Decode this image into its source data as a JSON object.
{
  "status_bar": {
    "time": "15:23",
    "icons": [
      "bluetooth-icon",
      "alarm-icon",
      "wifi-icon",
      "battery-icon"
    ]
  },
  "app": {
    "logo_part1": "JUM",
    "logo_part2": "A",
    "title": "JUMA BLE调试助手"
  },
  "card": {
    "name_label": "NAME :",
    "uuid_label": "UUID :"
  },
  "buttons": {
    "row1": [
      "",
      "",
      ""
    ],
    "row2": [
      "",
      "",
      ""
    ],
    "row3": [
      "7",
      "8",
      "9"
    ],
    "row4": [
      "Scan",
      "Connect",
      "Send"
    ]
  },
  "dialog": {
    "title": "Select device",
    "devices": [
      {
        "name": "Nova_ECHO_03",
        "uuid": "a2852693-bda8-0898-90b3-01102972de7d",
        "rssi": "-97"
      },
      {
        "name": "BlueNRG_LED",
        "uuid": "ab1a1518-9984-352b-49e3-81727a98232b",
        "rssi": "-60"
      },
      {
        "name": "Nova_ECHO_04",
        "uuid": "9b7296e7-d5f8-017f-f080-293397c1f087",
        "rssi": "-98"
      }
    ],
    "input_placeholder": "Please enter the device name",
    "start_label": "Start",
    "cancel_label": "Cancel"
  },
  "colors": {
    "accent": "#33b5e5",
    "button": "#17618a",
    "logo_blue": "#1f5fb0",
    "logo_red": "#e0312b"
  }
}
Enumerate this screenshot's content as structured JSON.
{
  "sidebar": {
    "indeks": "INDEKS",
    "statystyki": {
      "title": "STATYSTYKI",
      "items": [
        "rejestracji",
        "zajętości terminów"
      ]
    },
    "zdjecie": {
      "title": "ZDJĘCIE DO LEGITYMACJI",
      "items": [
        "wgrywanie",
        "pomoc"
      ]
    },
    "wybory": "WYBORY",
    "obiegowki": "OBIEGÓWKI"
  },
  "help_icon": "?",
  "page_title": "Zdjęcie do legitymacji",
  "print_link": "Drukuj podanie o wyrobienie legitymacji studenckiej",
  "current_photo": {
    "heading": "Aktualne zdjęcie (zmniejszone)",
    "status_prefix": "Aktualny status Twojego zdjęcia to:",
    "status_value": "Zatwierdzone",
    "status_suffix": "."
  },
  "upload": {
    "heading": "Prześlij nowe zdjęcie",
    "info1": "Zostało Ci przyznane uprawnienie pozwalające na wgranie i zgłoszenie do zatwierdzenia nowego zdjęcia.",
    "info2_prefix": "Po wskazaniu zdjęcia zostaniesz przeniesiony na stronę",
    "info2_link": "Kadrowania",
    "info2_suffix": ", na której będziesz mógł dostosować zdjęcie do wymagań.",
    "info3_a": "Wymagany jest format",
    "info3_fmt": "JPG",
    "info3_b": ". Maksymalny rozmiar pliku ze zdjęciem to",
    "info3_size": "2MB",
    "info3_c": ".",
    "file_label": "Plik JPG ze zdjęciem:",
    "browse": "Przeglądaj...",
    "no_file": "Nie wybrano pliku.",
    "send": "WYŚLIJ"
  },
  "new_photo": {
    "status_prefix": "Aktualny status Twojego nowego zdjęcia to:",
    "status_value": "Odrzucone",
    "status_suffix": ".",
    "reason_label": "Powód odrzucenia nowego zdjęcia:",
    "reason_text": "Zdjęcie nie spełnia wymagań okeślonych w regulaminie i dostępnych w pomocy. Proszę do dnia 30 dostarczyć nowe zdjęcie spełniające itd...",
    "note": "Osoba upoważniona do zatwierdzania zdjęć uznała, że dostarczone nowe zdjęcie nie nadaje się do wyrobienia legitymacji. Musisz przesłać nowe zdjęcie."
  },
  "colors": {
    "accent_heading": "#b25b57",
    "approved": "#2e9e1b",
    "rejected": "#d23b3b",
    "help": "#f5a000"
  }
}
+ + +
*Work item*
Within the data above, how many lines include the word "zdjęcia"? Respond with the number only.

*Answer to this task*
5